Globally, it is estimated that 400 million people are chronically infected with the hepatitis B virus (HBV) and that 10-30 million people become infected with HBV each year. HBV is the leading cause of chronic liver disease and a leading cause of death worldwide, accounting for up to half of all cases of cirrhosis and hepatocellular carcinoma.
Both HBV and HIV are transmitted primarily through sexual contact and injection drug use. Because of these shared modes of transmission, a high proportion of adults at risk for HIV infection are also at risk for HBV infection. HIV-positive persons who become infected with HBV are at increased risk of developing chronic HBV infection and should be tested.

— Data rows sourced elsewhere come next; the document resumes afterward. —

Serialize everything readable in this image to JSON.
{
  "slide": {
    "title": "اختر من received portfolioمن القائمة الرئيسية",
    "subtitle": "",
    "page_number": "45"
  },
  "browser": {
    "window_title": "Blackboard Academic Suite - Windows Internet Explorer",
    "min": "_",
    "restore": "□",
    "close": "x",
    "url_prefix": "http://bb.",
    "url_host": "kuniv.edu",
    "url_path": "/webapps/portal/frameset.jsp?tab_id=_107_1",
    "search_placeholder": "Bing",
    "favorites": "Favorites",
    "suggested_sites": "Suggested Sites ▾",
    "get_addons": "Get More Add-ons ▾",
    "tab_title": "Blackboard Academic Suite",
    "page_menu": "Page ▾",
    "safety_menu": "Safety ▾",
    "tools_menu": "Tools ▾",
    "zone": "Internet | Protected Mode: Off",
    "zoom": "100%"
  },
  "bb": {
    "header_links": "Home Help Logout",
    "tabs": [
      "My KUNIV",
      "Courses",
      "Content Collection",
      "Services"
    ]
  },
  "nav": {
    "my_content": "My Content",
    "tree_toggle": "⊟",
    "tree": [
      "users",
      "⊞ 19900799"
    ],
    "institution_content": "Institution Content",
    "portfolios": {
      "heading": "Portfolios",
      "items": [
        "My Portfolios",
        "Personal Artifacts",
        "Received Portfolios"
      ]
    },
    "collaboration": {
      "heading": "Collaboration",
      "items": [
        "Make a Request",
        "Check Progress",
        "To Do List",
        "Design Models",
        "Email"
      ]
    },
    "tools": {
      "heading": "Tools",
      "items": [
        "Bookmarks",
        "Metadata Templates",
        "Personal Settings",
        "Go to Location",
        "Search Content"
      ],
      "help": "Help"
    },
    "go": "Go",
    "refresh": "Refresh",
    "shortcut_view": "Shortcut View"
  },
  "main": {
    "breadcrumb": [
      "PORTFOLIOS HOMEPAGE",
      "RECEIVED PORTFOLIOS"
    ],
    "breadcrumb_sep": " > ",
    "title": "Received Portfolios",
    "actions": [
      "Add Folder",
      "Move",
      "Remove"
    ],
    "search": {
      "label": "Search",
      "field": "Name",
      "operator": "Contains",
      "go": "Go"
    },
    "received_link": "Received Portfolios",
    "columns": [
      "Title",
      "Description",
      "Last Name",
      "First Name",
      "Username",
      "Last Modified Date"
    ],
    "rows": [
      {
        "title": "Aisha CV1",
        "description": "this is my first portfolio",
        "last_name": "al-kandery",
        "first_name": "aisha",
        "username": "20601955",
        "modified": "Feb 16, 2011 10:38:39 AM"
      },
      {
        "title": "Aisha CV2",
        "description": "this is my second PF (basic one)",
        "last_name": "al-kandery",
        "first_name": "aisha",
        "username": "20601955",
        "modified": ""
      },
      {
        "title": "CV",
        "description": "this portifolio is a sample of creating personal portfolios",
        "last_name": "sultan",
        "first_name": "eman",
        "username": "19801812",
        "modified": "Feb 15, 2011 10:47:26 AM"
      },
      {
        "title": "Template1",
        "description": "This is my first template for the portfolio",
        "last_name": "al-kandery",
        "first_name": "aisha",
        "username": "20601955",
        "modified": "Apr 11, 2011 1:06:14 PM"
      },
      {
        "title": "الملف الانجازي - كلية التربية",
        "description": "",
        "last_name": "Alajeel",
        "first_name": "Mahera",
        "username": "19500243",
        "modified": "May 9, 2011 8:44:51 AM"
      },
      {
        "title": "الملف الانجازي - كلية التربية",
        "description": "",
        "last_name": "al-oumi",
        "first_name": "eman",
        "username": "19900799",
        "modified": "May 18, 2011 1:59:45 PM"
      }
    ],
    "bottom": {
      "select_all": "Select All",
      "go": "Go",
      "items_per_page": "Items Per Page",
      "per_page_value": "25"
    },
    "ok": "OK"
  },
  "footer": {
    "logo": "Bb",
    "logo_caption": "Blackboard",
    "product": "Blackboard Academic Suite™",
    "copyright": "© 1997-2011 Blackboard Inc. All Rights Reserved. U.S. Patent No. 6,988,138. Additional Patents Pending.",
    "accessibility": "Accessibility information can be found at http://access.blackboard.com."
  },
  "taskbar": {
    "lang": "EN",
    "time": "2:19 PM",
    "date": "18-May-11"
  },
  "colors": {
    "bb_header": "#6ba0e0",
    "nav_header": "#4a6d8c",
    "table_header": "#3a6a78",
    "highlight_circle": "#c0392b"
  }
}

In addition, persons who are co-infected with HIV and HBV can have serious medical complications, including an increased risk of liver-related morbidity and mortality.